“I dare you to jump off the top,” we would say
Once Upon a Summer
So, you want to write a poem, but don’t know where to begin. Should it rhyme? Does it even have to rhyme? What about the different rules and poetry forms? Shrouded in more mystery than a school cafeteria lunch, it’s no wonder that writers can be somewhat hesitant to explore poetry.
As a writer, poet, and English student I have had many positive conversations that the popularity of poetry is on the rise. I find this to be true with discovering poets on best seller lists, such as Lang Leav with her moving love series, Ted Kooser (a poet laureate) whose nature poetry captures mid-western life, and Tyler Knott Gregson who provides daily poems for readers.
Poetry is the ultimate baring of the poet’s inner thoughts. Not to say all poetry will be deep and serious (just as our inner thoughts can be lighthearted and fun, so can poetry), but rather regardless of the tone the poem, you can always be sure it’s a reflection of the poet’s inner state when they wrote it. As such, the poet must carefully construct each poem with full consideration of tone, word choice, and structure.
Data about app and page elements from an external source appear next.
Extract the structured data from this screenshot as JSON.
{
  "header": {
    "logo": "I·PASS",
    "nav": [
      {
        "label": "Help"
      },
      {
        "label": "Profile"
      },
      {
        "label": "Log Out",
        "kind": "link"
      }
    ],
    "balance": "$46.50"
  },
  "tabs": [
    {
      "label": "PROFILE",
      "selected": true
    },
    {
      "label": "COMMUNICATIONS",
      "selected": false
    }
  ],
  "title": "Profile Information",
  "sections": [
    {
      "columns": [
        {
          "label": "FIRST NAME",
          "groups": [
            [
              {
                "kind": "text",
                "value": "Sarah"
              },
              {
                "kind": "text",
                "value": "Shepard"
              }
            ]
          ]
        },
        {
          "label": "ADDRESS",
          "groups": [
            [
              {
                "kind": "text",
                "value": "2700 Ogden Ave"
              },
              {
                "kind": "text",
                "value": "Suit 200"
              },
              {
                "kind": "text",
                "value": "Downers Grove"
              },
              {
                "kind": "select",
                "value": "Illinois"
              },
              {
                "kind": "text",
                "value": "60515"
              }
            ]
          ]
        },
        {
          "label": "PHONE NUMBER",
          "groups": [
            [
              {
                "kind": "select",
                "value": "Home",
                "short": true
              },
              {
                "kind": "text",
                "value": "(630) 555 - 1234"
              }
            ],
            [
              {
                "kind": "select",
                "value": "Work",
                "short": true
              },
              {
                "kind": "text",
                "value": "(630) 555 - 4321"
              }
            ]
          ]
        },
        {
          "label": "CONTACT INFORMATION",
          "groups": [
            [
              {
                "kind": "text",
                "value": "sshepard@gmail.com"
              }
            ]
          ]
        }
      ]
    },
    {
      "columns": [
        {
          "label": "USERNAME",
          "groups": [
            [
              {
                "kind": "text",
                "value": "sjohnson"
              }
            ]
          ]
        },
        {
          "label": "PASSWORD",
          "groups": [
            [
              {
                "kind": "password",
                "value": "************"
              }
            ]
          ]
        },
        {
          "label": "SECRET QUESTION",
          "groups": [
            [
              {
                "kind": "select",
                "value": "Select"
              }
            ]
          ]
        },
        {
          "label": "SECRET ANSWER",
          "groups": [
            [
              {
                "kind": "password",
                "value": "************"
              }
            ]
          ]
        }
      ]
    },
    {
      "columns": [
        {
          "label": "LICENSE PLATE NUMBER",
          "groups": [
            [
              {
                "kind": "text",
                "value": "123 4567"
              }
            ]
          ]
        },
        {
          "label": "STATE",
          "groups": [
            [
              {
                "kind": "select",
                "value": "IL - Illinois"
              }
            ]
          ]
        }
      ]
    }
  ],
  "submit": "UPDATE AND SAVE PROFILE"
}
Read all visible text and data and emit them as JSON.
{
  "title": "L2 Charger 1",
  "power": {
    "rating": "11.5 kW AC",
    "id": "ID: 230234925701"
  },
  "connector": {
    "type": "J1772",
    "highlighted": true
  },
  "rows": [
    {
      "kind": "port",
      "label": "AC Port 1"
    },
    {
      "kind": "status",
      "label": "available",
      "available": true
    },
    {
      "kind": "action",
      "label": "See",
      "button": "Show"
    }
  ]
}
If you expect everyone to see colors the way you envision them while you’re writing, then you may be disappointed. I may refer to blood as crimson while you think of it more as a ruby red. You may think the sky a soft Carolina blue, while I would paint the sky with a tint of periwinkle. While this may not seem a huge issue, it can complicate how your reader perceives your work.